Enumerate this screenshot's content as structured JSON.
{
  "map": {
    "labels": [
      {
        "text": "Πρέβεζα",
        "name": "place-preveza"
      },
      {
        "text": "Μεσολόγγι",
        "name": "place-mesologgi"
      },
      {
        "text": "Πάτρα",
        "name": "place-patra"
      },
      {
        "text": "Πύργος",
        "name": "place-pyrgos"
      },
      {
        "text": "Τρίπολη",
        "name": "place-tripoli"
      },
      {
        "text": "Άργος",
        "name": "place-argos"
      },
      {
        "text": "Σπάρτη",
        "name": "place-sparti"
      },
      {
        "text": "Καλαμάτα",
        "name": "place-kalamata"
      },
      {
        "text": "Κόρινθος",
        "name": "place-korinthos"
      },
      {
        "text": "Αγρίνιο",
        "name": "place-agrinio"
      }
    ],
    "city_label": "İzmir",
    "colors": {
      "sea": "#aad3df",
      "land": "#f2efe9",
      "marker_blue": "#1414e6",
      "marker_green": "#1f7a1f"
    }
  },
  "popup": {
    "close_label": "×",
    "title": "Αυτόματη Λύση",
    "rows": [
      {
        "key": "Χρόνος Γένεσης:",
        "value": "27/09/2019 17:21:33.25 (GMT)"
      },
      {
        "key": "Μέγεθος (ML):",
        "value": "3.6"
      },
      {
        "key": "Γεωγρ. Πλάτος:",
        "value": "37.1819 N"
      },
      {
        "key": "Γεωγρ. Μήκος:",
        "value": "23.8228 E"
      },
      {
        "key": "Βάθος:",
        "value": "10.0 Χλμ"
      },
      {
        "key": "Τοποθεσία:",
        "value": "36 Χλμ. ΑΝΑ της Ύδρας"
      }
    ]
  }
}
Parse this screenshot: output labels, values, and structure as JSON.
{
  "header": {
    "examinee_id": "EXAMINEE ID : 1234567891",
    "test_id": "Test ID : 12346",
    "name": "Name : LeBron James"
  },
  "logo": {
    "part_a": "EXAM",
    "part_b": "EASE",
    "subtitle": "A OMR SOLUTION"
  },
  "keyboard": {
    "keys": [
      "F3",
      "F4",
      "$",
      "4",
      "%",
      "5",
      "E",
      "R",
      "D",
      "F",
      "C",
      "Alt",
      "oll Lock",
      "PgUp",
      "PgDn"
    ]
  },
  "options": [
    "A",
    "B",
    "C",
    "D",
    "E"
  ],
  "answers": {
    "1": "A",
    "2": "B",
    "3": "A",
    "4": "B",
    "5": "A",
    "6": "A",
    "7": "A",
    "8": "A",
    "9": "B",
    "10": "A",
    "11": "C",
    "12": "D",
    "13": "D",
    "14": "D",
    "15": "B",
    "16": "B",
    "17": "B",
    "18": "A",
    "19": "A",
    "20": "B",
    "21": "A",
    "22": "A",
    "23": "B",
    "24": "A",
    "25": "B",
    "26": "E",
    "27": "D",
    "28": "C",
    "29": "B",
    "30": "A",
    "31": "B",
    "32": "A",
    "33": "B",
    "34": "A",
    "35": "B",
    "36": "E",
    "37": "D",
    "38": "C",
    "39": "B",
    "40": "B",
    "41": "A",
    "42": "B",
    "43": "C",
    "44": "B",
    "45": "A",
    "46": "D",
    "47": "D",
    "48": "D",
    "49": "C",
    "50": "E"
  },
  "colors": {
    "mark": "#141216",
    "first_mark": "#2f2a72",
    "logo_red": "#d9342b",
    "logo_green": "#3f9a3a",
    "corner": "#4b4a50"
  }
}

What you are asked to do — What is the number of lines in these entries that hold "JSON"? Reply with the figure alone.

Problem solution — 2